### Materials provided
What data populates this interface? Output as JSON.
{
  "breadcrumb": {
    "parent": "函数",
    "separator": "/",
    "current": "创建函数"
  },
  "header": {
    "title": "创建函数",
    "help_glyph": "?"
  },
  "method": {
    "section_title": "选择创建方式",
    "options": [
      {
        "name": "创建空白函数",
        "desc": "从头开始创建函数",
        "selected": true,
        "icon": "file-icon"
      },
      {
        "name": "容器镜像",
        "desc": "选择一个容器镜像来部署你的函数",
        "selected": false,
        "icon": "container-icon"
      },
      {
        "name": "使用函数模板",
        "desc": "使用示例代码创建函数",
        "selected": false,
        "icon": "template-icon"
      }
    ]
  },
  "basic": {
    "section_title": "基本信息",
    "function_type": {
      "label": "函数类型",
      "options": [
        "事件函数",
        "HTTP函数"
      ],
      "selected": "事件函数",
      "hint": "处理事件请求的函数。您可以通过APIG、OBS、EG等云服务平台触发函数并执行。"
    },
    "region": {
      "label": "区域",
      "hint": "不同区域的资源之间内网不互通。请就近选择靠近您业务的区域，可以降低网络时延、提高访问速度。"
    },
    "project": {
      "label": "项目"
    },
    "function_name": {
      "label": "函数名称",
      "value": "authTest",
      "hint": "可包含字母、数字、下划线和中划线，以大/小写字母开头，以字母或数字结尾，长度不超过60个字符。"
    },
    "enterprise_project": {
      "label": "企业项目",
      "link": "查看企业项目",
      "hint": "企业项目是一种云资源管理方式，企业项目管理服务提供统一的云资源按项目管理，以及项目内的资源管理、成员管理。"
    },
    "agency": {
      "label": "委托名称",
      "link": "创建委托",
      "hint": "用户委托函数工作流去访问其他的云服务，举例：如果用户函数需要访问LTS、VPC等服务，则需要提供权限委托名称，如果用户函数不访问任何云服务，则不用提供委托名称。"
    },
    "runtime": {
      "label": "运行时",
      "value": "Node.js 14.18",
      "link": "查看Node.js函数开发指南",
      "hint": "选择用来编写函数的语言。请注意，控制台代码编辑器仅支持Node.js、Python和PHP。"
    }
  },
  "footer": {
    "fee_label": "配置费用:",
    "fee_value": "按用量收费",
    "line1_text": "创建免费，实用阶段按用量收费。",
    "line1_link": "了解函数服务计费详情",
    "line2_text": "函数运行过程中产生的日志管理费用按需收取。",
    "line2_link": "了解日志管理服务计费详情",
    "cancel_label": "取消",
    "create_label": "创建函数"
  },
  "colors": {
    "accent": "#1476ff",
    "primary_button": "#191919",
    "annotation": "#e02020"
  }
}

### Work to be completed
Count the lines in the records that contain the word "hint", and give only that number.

### Exercise solution
6